The ObsQoR-11 is an 11-item survey that was recently developed to evaluate recovery after caesarean section. This has been shown to be valid, feasible, reliable and responsive to changes in health status. The aim of this study to validate the ObsQoR-11 score in an Irish obstetric hospital. The collection of supplemental data will allow its comparison to the QoR-15 score and calculation of the MCID.
A double-blind, randomized, placebo-controlled clinical study to evaluate the efficacy of raspberry extract to alleviate symptoms of osteoarthritis in the knee.
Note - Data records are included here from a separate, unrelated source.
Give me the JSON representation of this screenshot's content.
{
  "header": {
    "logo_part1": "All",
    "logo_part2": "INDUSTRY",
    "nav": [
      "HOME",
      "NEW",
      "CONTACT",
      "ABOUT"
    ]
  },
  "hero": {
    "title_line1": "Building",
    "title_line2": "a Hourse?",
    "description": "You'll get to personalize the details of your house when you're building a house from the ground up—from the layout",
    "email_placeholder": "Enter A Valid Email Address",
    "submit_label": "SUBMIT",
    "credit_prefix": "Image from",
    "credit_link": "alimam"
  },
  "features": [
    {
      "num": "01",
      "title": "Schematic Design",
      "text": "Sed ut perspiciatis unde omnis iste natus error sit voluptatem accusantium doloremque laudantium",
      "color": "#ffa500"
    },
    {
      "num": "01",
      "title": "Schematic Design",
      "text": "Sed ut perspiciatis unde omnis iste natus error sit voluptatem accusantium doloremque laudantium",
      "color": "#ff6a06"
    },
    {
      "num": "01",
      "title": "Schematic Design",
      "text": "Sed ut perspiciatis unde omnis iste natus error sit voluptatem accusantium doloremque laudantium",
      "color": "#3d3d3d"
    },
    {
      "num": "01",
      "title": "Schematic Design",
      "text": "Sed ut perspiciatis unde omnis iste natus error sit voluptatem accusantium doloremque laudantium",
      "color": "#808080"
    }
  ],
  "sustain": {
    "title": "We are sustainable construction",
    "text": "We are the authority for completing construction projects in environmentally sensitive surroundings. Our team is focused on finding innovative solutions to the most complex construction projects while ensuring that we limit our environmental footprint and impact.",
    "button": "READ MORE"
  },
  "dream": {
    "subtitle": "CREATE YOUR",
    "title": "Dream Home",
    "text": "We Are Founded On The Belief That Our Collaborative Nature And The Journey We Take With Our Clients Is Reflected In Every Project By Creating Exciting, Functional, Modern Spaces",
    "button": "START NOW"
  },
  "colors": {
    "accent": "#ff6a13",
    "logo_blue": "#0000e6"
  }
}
The process of bone remodeling exhibits pronounced diurnal pattern that is important for bone health. A balanced rate of bone resorption is required to maintain bone health, a balance that can be disturbed during the life-cycle to effect net rate of formation (as occurs during growth and development to adulthood) or net resorption (as occurs, for example, during the menopause). Bone turnover is a nutritionally modulated process and the investigators believe a milk-based protein supplement (MBPS) can modulate beneficially the rate of bone resorption over the time period when bone remodeling is most active i.e. late evening/overnight. In this novel approach to the timing of nutrient ingestion, the proposed nutrient intervention seeks to modify (reduce) the rate of bone resorption and promote the rate of bone formation to the benefit of bone health in this at risk population..